What Obama Really Means for Black America and Beyond
| November 21, 2008
The soon-to-be first family presents a potent role model. Here, the author, a sociologist and African American Studies assistant professor at Northwestern, describes the other half of the political agenda that is essential if we are to embrace the “politics of personal responsibility.”
The global celebration of President-elect Barack Obama's victory, punctuated by the teary faces of civil rights activists such as John Lewis, represents a historic moment that almost is beyond words.
Perhaps not surprisingly, the victory, with omnipresent images of the soon-to-be first family, has re-ignited the call by political leaders and media commentators alike for African Americans to once and for all lay down the burden of “black victimhood.” Barack and Michelle are held up in the media as role models for a black community that has witnessed black families struggle and all too often falter.
Prescribed for decades in the black community, personal responsibility and community efficacy are being pushed in the context of what Barack Obama accomplished. The message: stay in school, work hard, and build strong families. By playing by the rules, you will earn your place among the prosperous and powerful.
This point of view has value, but something crucial is missing from the analyses of the newly emboldened purveyors of personal responsibility who argue that blacks must step up now and make changes.
“Stepping up” to the example that the Obamas have set as role models can only be realized if government and corporate interests meet individuals halfway. A call to value education is difficult to embrace in failing schools. A challenge to leave the street corner is less enticing when no jobs await you and the home you return to is dilapidated. And a plea to parent your children is much harder to heed without the support of a living wage, health care and a safe neighborhood.
Can progressive politics be married to the politics of personal responsibility?
Personal responsibility is now verboten in some circles, associated with the limitations of 1996 welfare reform and the public attacks that the black poor have endured from black and white observers.
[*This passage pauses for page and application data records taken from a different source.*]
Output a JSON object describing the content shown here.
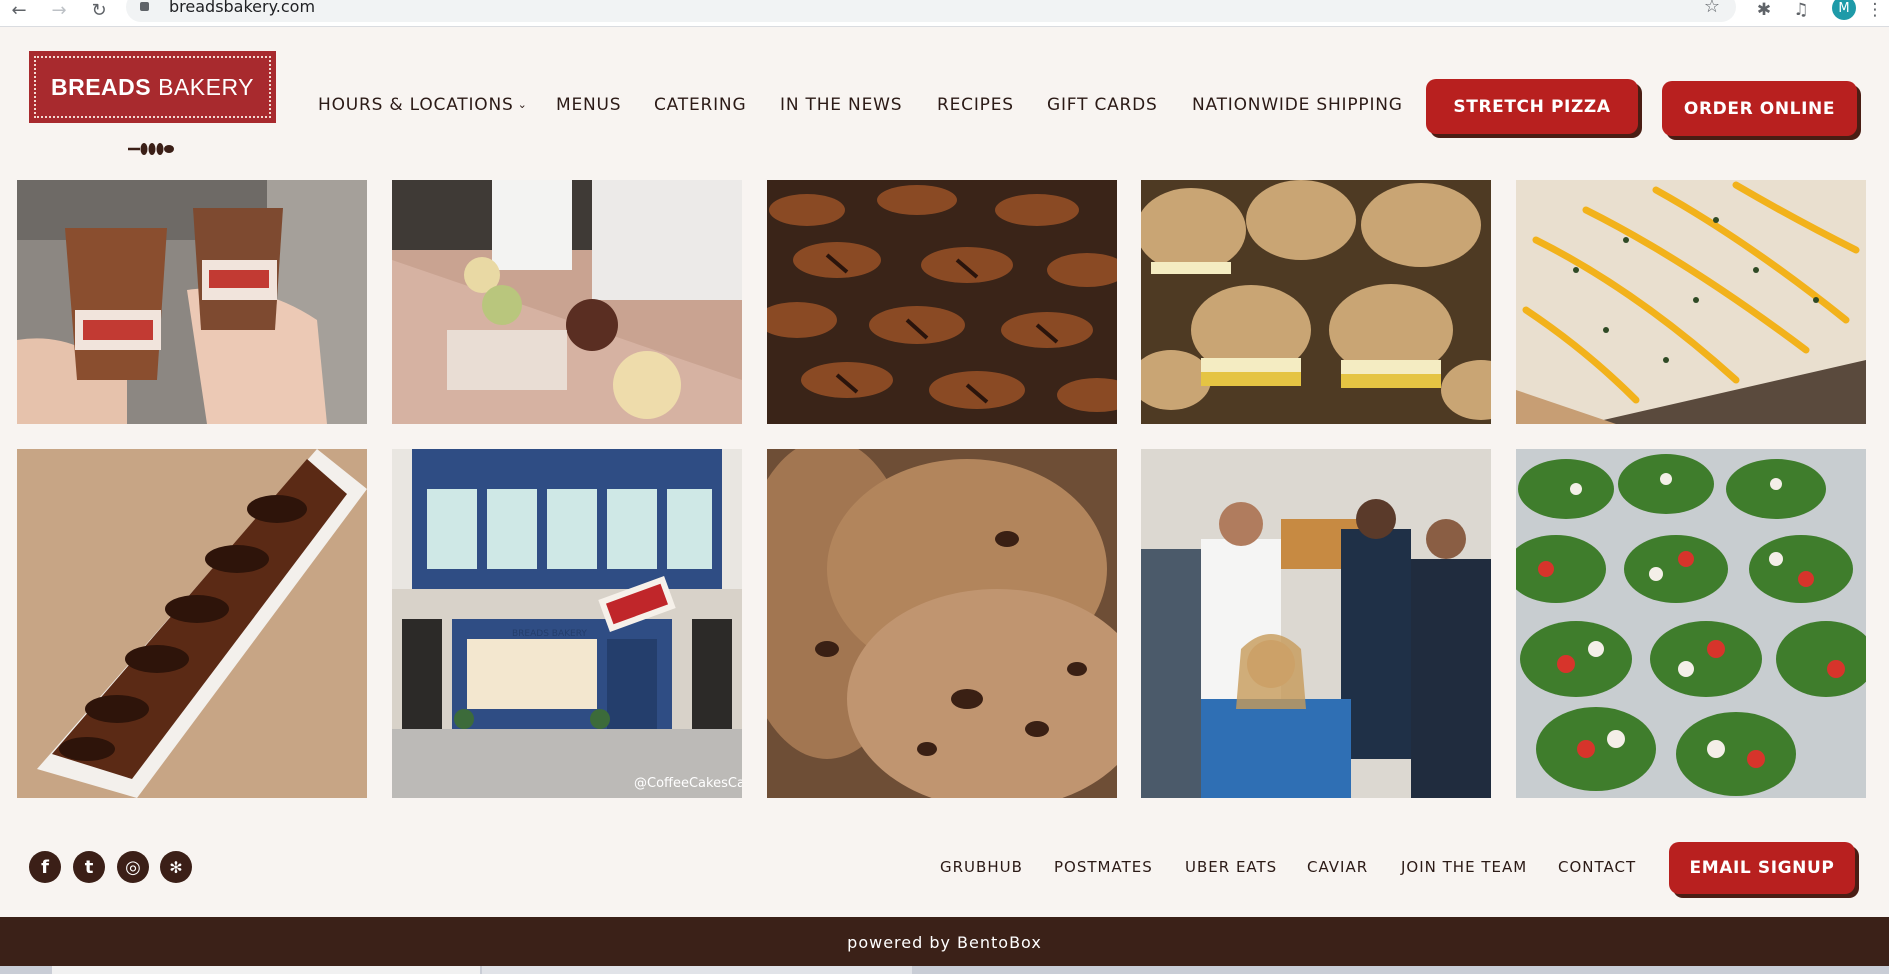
{
  "browser": {
    "url": "breadsbakery.com",
    "profile_initial": "M"
  },
  "header": {
    "logo_bold": "BREADS",
    "logo_regular": "BAKERY",
    "nav": [
      {
        "label": "HOURS & LOCATIONS",
        "has_dropdown": true
      },
      {
        "label": "MENUS"
      },
      {
        "label": "CATERING"
      },
      {
        "label": "IN THE NEWS"
      },
      {
        "label": "RECIPES"
      },
      {
        "label": "GIFT CARDS"
      },
      {
        "label": "NATIONWIDE SHIPPING"
      }
    ],
    "stretch_pizza_label": "STRETCH PIZZA",
    "order_online_label": "ORDER ONLINE"
  },
  "gallery": [
    {
      "name": "iced-coffee-cups-photo",
      "alt": "Two iced coffees"
    },
    {
      "name": "pizza-making-photo",
      "alt": "Chefs stretching pizza"
    },
    {
      "name": "rugelach-photo",
      "alt": "Chocolate rugelach"
    },
    {
      "name": "sandwiches-photo",
      "alt": "Sesame sandwiches"
    },
    {
      "name": "pizza-closeup-photo",
      "alt": "Pizza with sauce drizzle"
    },
    {
      "name": "babka-photo",
      "alt": "Chocolate babka"
    },
    {
      "name": "storefront-illustration",
      "alt": "Bakery storefront illustration",
      "caption": "@CoffeeCakesCafe",
      "sign_text": "BREADS BAKERY"
    },
    {
      "name": "cookies-photo",
      "alt": "Chocolate chip cookies"
    },
    {
      "name": "medical-staff-photo",
      "alt": "Medical staff with treats"
    },
    {
      "name": "salads-photo",
      "alt": "Packaged salads"
    }
  ],
  "footer": {
    "social": [
      {
        "name": "facebook-icon",
        "glyph": "f"
      },
      {
        "name": "twitter-icon",
        "glyph": "t"
      },
      {
        "name": "instagram-icon",
        "glyph": "◎"
      },
      {
        "name": "yelp-icon",
        "glyph": "✻"
      }
    ],
    "links": [
      "GRUBHUB",
      "POSTMATES",
      "UBER EATS",
      "CAVIAR",
      "JOIN THE TEAM",
      "CONTACT"
    ],
    "email_signup_label": "EMAIL SIGNUP",
    "powered_by": "powered by BentoBox"
  },
  "colors": {
    "brand_red": "#b8201f",
    "logo_red": "#a82a2e",
    "dark_brown": "#3b2118",
    "page_bg": "#f8f4f1"
  }
}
The term must be reclaimed and coupled with a political agenda that empowers rather than degrades marginalized groups.
The millions of newly registered voters living in disadvantaged communities should be encouraged to seize this moment to work together and improve the world around them. But placing the burden for progress solely on the shoulders of the disadvantaged ignores the historical wrongs and present-day environmental barriers that systematically confine their economic mobility: residential segregation, substandard schools, limited work opportunities and a tattered social safety net that often fails to help them weather the hardest of times or guarantee basics such as health care.
Obama’s keen political instincts and in-depth understanding of the relationship between economic instability and race, gained from his years as a community organizer, suggest that he gets this. But he also needs us as a nation to remain aware and committed to addressing the sober realities of poverty and racism that still haunt us. It takes a media willing to investigate the barriers that halt the progress of many and journalistic advocates ready to explore solutions. It doesn’t make sense to lecture disadvantaged communities to embrace personal and collective efficacy without supporting policies that break down the serious obstacles to such success.
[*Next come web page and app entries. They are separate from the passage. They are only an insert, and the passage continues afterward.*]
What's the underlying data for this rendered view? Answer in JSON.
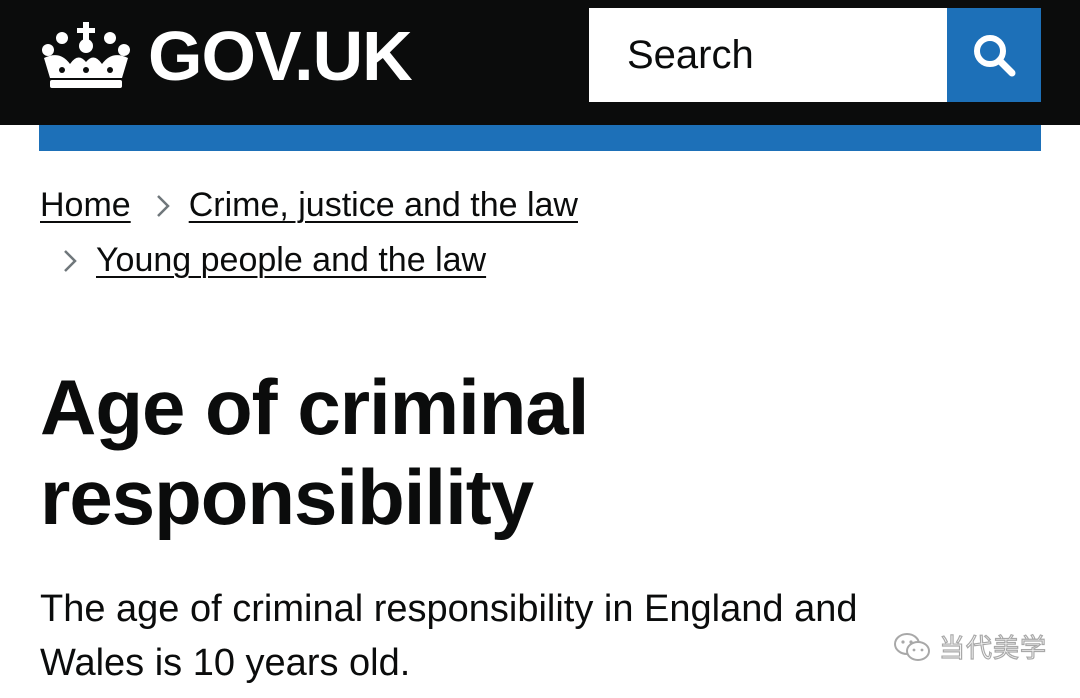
{
  "header": {
    "logo_text": "GOV.UK",
    "logo_icon": "crown-icon",
    "search": {
      "placeholder": "Search",
      "button_icon": "search-icon"
    },
    "colors": {
      "header_bg": "#0b0c0c",
      "accent_blue": "#1d70b8"
    }
  },
  "breadcrumb": {
    "items": [
      "Home",
      "Crime, justice and the law",
      "Young people and the law"
    ],
    "separator_icon": "chevron-right-icon"
  },
  "main": {
    "title": "Age of criminal responsibility",
    "lead": "The age of criminal responsibility in England and Wales is 10 years old."
  },
  "watermark": {
    "text": "当代美学",
    "icon": "wechat-icon"
  }
}
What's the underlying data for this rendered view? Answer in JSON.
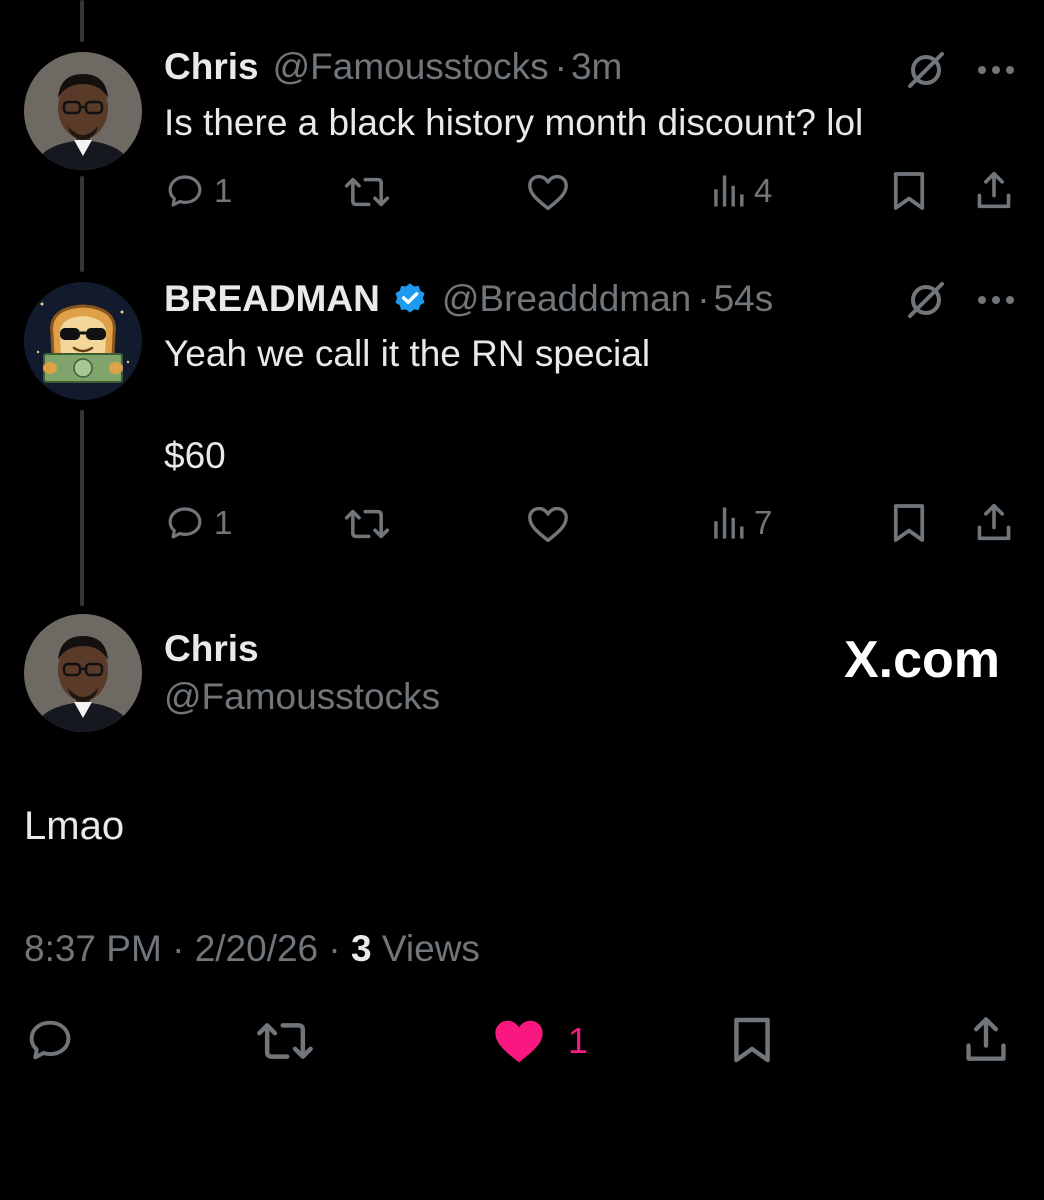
{
  "colors": {
    "background": "#000000",
    "text": "#e7e9ea",
    "muted": "#71767b",
    "like_active": "#f91880",
    "verified": "#1d9bf0"
  },
  "reply1": {
    "name": "Chris",
    "handle": "@Famousstocks",
    "time": "3m",
    "text": "Is there a black history month discount? lol",
    "replies": "1",
    "views": "4"
  },
  "reply2": {
    "name": "BREADMAN",
    "handle": "@Breadddman",
    "time": "54s",
    "text": "Yeah we call it the RN special\n\n$60",
    "replies": "1",
    "views": "7"
  },
  "main": {
    "name": "Chris",
    "handle": "@Famousstocks",
    "text": "Lmao",
    "time": "8:37 PM",
    "date": "2/20/26",
    "views_count": "3",
    "views_label": "Views",
    "likes": "1"
  },
  "watermark": "X.com",
  "separator": "·"
}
Can we lift up Obama as a role model for black achievement while getting behind a policy agenda that addresses many of the entrenched economic disparities that are causes and consequences of black strife?
The recent conversation about the historical and social significance of Obama’s victory has largely taken place apart from the discussion of the three issues that will likely dominate the policy agenda during his term: the current economic crisis, the health care system and the nation’s reliance of foreign oil.
These massive projects can provide political cover to ignore those at the bottom of the economic and social ladder in favor of targeting the voter-rich middle class. Or they can offer a political opening to pursue opportunities that allow more low-income and working class Americans—a disproportionate number of who are racial and ethnic minorities—to enter the middle class as the president-elect attempts to lift all boats.
The fundamental question for Obama’s domestic agenda will be: Just who lives on the Main Street that he has signaled as his priority, and can those of low socioeconomic status call it home along with the rest of Americans?
We must harness the hopefulness and collective commitment fashioned by this watershed moment in the life of our country for Americans most in need of hope. With each reach up the economic ladder, all Americans should be met by an administration and a public willing to extend its grasp in return.